Trust us – you want to make sure you get your edges right with this one. To help you do that, you need to construct your frame with both wooden planks and string. The wooden frame will keep the patio in place and prevent it from moving.
Place the first wooden piece perpendicular with your house. Measure out the frames using the string, and triple-check that all the angles and measurements are correct. If the corners are accurate, then cut your wooden pieces to size. That way, when you attach all of the pieces together, you’ll have a strong, accurate frame for the patio.
Pour the Gravel
Next, you’re going to pour the gravel layer. But first, put your expansion-joint device in between the house and the wooden frame.
Pour the gravel until you have a flat, even bed around 10cm deep. To make sure it’s even, fashion a screed tool out of whatever you can. Drag this along the surface, starting from the house and smoothing the gravel until it’s even.
It’s also a good idea to leave a very gradual slope away from your home. This step really helps with proper patio drainage.
Pour the Sand
It’s simple to calculate how much sand you’ll need: just take 10cm off the depth of the area you dug!
Pour the sand, and use the same screed tool to make sure you have a flat, firm layer of sand. When done correctly, this layer will hold as firm as cement while still allowing the water to escape below.
Double-check that it’s packed down and that there are no loose sections. This layer should also slope away from your home, mirroring the shape of the gravel layer beneath it.
Place Your Patio Slabs
It doesn’t matter if you’re using RF Paving’s Sandstone, Granite, Porcelain or Limestone slabs – they all go down the same. Place the patio exactly the same way you did in the plan – if you change the arrangement now, it’s unlikely to fit the space you’ve prepared.
Starting in the corner, place your first slab down. Make sure it sits 1-1.5cm deep in the sand, and leave a gap of roughly 1-1.5cm for the next piece. The patio slabs should fit together snugly. If you’re worried about following a straight line, then use your string markers again.
Whatever you do, don’t kneel on your patio pieces. Instead, kneel on the bed of sand. This way, you only need to re-screed the sand that’s been kneeled on, and you won’t end up with an uneven patio as a result of the pressure.
Fill the Gaps with Sand
Once you’ve put the last paving slab down, make sure everything looks right and start filling in the gaps with sand, sweeping them until they’re filled. Completely cover the gaps, and spray some water over the whole patio with the mist setting. Once the sand is dry, do it again, then repeat in a week’s time.

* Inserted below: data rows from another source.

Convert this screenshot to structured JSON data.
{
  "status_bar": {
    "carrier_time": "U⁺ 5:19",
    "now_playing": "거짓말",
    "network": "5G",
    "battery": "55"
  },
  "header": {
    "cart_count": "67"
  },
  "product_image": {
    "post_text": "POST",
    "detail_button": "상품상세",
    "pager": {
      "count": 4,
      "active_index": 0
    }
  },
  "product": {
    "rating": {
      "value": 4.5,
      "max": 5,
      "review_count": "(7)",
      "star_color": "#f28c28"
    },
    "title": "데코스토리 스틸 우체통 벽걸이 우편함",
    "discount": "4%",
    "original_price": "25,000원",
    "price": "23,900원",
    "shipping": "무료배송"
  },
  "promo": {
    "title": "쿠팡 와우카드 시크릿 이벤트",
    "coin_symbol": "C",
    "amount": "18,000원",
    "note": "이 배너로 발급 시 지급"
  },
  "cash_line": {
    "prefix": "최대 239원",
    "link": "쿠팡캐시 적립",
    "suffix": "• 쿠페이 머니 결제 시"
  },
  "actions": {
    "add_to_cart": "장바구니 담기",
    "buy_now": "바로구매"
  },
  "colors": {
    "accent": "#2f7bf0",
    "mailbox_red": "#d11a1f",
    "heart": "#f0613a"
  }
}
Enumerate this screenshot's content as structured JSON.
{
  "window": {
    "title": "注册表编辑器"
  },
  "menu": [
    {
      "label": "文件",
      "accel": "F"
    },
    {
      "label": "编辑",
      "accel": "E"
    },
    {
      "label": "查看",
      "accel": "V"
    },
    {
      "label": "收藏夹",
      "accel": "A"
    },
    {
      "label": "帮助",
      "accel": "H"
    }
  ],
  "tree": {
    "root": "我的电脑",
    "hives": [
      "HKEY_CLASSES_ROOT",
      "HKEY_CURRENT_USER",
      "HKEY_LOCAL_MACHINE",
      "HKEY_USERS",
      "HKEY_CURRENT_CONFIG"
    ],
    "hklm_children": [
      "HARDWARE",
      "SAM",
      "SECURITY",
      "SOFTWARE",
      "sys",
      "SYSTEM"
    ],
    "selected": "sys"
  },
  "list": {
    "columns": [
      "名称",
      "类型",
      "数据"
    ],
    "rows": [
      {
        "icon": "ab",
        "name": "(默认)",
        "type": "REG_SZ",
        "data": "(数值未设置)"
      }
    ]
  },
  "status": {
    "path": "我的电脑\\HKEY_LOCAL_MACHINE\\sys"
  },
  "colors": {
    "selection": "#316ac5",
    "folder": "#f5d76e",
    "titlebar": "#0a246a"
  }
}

That way, you’ll have a packed sand patio that won’t budge, and your superb new patio will require next-to-no maintenance as well.